Sunshine takes a movie premise that has been done to death and does it so well that it almost feels like this idea has never been tried before. There’s a whole subgenre of movies where an intrepid crack team of scientists / adventurers / total lunatics embark on a mission to save the world by going all the way the heck out into the unknown, and most of them are pretty terrible: Armageddon and The Core come most recently to mind. Sunshine stands out by being a) not terrible by a long shot, b) grounded in as much physical reality as most Hollywood pictures can stand to get away with, and c) using the adventure premise of the story as a lead-in to something bigger and deeper.
The premise: The sun is dying (why? Eh, don’t ask), and a space mission has been sent out to reignite it with a special bomb. A previous mission was lost without a trace several years ago, which makes this attempt — codenamed “Icarus II” — all the more urgent. So far everything has been going according to schedule, but not long after Icarus II passes the point where it can no longer communicate with Earth, the crew picks up a strange signal — Icarus I’s distress beacon. They’re tempted to investigate, but Captain Kaneda (none other than Hiroyuki Sanada) says no: “Nothing, literally nothing, is more important than this mission.” Shotgun foreshadowing, to be sure, but only in retrospect.

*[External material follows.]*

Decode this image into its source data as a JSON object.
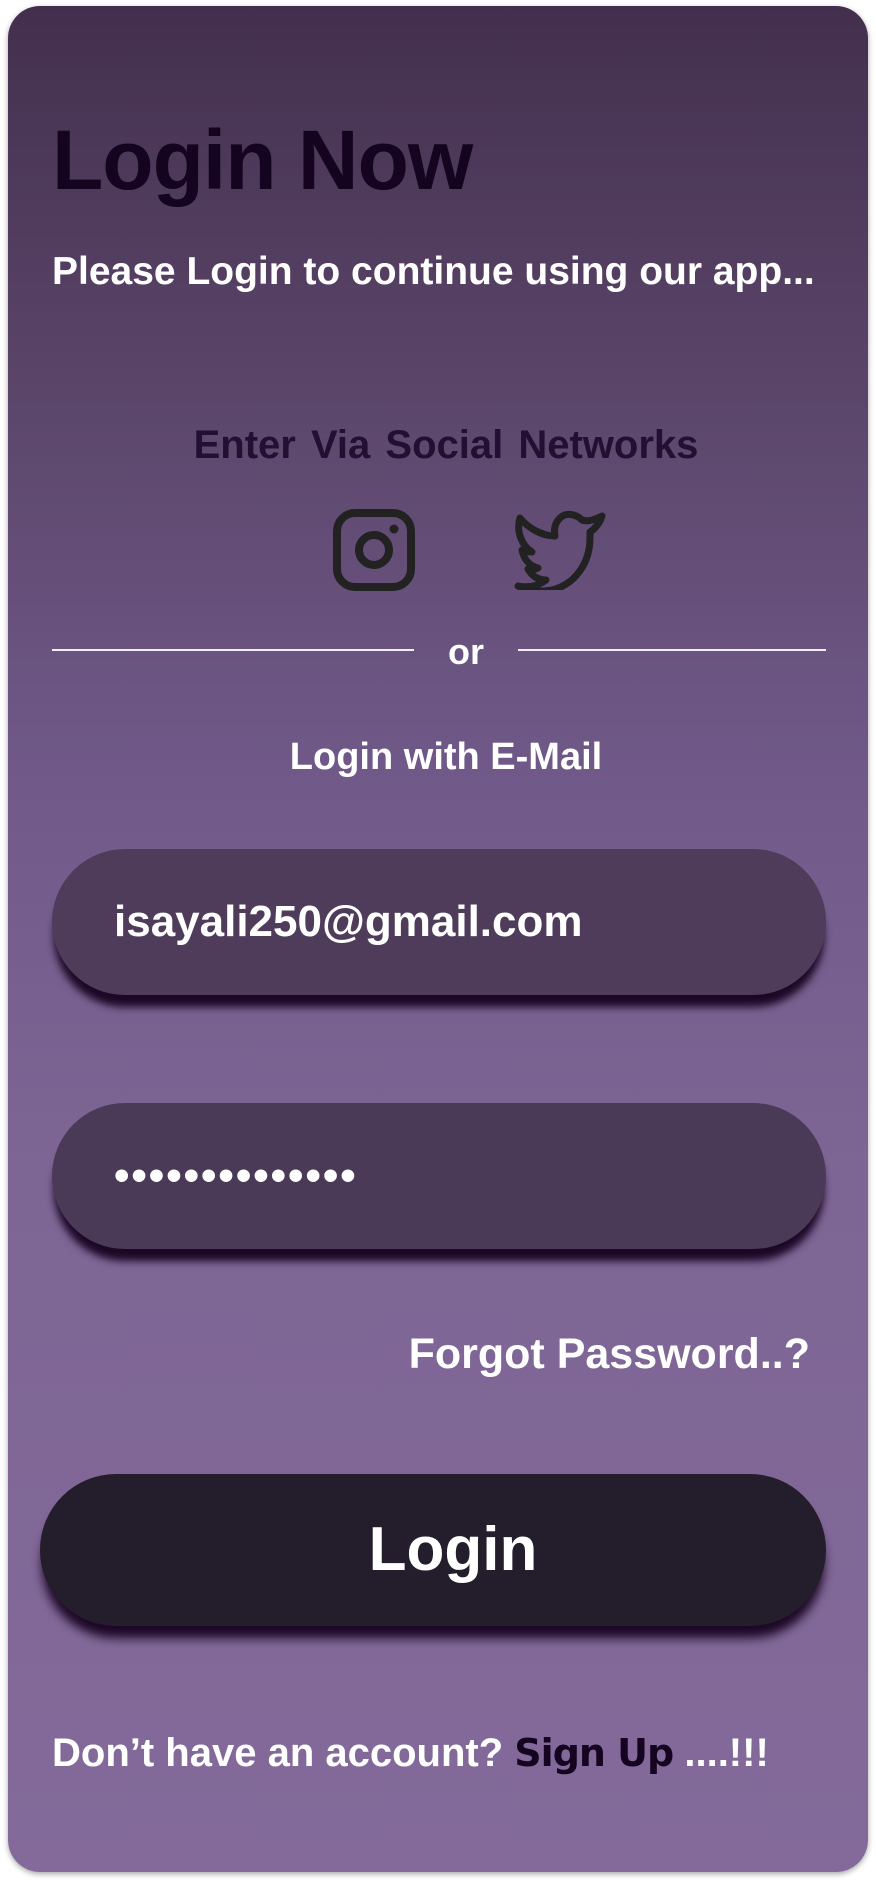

The crew of the Icarus II assembles to watch Mercury transit across
the face of the sun, only one of the many moments of wonder throughout the film.
Then comes the first disaster. Nagivator Trey (Benedict Wong) miscalculates the repositioning of the ship’s all-important deflector shield, which keeps them from burning up on the way to the sun. Kaneda goes EVA to fix the damage along with the bomb’s chief engineer, Capa (hollow-eyed Cillian Murphy, from director Danny Boyle’s earlier 28 Days Later). The scene that follows from this hammers home, far better than almost any other movie I’ve seen, the sheer scale of things in space. It also demonstrates the level of real danger faced by the Icarus crew: if they so much as put a toe outside of the shadow of the deflector, they will be instantly incinerated. If the movie doesn’t work on any other level for you, it will most definitely work on the level of sheer physical gut-wrenching spindizzy.
There are more problems. Even with all the additional data they’ve gathered at their distance, Capa isn’t confident one bomb will do the trick. Worse, the last disaster incinerated the Icarus II’s oxygen garden under the care of Corazon (Michelle Yeoh), who takes the death of her plants as personally as, well, a mother takes the death of her child. They have no choice but to link up with Icarus I and find out what happened. They find a lot — and in the process, the movie introduces its true theme, that of the largely unanswerable question of whether or not humanity deserves to be sticking its neck out in a universe this cosmically indifferent to life.
Kaneda must go EVA to replace a defective deflector
panel control, and risk being incinerated in the process.
It’s hard to talk about Sunshine without comparing it to other films — not just bad ones, but many good-to-excellent ones that are mined for inspiration without being ripped off. The dynamics of the crew also hearken back to The Abyss (a favorite of mine) and another film of extreme environments that Boyle was explicitly influenced by: Das Boot. I also couldn’t help but think of the intriguing SF / horror misfire Event Horizon; Sunshine’s latter half is like what that movie tried to be but couldn’t pull off without tripping over its own metaphysical feet.
Many people have drawn the inevitable comparisons to 2001, a movie the still feels like the most realistic portrayal of space travel yet put on film, Pan Am logos notwithstanding. There’s more than a little of that movie in spirit here, as in a sequence where three of the crew have to blow themselves out of one airlock and into another and risk freezing to death. (We’ve thankfully gone far enough with movie physics to understand that people do not simply pop in a vacuum, like a Ziploc bag full of meat thrown under a car tire.) Sunshine also evokes the same sense of enormous distances and the overwhelming scale of things, especially in the final moments when the bomb is finally on its way to the target — albeit with some unexpected additional payload.
If nothing else the movie evokes the gutwrenching spindizzy of space wonderfully,
but it also has some philosophical weight to it about the presence of man in the universe.
The movie isn’t perfect. Some of the acting borders on melodrama (although not without warrant), and the electronic score by Underworld is occasionally more irritating and flatulent than compelling. But the movie takes its premise seriously, doesn’t simply milk it for cheap thrills, and has a great sense of wonder for its subject matter. There is a splendid moment when the crew just sits and watches Mercury transiting across the face of the sun, and we, too, just sit and watch along with them, because the sight of that is as exciting in its own way as seeing anything else in the movie. That’s the right idea.